| TASK OBJECTIVE |
Beginning with the line containing "Enumerate this screenshot's" and ending with the last line, repeat the records exactly.

++++ SOURCE MATERIAL

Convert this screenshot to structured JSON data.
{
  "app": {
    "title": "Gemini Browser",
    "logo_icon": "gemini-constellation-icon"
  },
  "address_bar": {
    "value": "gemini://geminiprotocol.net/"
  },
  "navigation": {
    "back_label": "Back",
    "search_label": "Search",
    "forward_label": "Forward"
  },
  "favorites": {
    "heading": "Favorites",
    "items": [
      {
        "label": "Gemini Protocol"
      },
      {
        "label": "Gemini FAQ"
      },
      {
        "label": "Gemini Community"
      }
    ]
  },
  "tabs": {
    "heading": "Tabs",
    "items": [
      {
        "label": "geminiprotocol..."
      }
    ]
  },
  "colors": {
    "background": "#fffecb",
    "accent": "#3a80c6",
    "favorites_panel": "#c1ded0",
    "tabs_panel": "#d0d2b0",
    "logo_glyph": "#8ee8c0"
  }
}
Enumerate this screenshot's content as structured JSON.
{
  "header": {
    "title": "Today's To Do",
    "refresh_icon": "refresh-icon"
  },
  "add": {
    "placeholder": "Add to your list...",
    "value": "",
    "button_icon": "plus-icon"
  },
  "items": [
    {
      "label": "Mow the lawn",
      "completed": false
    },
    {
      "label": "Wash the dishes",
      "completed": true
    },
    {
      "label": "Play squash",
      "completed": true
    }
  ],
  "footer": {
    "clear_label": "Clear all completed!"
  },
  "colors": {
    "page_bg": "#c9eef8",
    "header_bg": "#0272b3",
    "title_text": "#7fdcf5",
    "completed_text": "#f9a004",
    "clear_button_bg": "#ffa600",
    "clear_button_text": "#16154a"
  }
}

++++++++

| OUTPUT |
Enumerate this screenshot's content as structured JSON.
{
  "header": {
    "title": "Today's To Do",
    "refresh_icon": "refresh-icon"
  },
  "add": {
    "placeholder": "Add to your list...",
    "value": "",
    "button_icon": "plus-icon"
  },
  "items": [
    {
      "label": "Mow the lawn",
      "completed": false
    },
    {
      "label": "Wash the dishes",
      "completed": true
    },
    {
      "label": "Play squash",
      "completed": true
    }
  ],
  "footer": {
    "clear_label": "Clear all completed!"
  },
  "colors": {
    "page_bg": "#c9eef8",
    "header_bg": "#0272b3",
    "title_text": "#7fdcf5",
    "completed_text": "#f9a004",
    "clear_button_bg": "#ffa600",
    "clear_button_text": "#16154a"
  }
}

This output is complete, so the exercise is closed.